*** Opening Data extracts ***

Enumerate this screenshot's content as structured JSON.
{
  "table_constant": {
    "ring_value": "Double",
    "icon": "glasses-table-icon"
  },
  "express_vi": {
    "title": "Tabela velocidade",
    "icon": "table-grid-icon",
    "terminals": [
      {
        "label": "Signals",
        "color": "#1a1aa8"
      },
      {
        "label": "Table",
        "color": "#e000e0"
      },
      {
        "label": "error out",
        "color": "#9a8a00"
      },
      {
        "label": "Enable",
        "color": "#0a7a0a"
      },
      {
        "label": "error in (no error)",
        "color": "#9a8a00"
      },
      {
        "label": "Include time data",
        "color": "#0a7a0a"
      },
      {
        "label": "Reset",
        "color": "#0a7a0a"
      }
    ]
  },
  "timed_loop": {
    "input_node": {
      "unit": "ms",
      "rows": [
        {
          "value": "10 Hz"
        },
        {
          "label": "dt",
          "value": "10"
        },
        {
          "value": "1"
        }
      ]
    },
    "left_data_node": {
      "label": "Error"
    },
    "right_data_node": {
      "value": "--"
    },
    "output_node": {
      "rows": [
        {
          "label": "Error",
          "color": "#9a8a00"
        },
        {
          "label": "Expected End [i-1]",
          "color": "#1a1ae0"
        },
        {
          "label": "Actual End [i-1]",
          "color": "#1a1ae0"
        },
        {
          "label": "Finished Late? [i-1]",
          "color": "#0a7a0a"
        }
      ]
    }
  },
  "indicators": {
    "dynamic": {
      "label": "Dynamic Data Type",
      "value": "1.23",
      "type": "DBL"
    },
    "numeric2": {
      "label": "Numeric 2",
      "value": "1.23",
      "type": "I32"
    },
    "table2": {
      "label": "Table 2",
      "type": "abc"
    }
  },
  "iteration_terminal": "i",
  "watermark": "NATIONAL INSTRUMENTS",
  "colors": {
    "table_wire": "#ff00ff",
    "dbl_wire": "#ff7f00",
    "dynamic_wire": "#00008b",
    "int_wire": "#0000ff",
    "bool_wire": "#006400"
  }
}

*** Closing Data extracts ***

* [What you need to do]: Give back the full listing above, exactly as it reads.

* [Final answer]:
Enumerate this screenshot's content as structured JSON.
{
  "table_constant": {
    "ring_value": "Double",
    "icon": "glasses-table-icon"
  },
  "express_vi": {
    "title": "Tabela velocidade",
    "icon": "table-grid-icon",
    "terminals": [
      {
        "label": "Signals",
        "color": "#1a1aa8"
      },
      {
        "label": "Table",
        "color": "#e000e0"
      },
      {
        "label": "error out",
        "color": "#9a8a00"
      },
      {
        "label": "Enable",
        "color": "#0a7a0a"
      },
      {
        "label": "error in (no error)",
        "color": "#9a8a00"
      },
      {
        "label": "Include time data",
        "color": "#0a7a0a"
      },
      {
        "label": "Reset",
        "color": "#0a7a0a"
      }
    ]
  },
  "timed_loop": {
    "input_node": {
      "unit": "ms",
      "rows": [
        {
          "value": "10 Hz"
        },
        {
          "label": "dt",
          "value": "10"
        },
        {
          "value": "1"
        }
      ]
    },
    "left_data_node": {
      "label": "Error"
    },
    "right_data_node": {
      "value": "--"
    },
    "output_node": {
      "rows": [
        {
          "label": "Error",
          "color": "#9a8a00"
        },
        {
          "label": "Expected End [i-1]",
          "color": "#1a1ae0"
        },
        {
          "label": "Actual End [i-1]",
          "color": "#1a1ae0"
        },
        {
          "label": "Finished Late? [i-1]",
          "color": "#0a7a0a"
        }
      ]
    }
  },
  "indicators": {
    "dynamic": {
      "label": "Dynamic Data Type",
      "value": "1.23",
      "type": "DBL"
    },
    "numeric2": {
      "label": "Numeric 2",
      "value": "1.23",
      "type": "I32"
    },
    "table2": {
      "label": "Table 2",
      "type": "abc"
    }
  },
  "iteration_terminal": "i",
  "watermark": "NATIONAL INSTRUMENTS",
  "colors": {
    "table_wire": "#ff00ff",
    "dbl_wire": "#ff7f00",
    "dynamic_wire": "#00008b",
    "int_wire": "#0000ff",
    "bool_wire": "#006400"
  }
}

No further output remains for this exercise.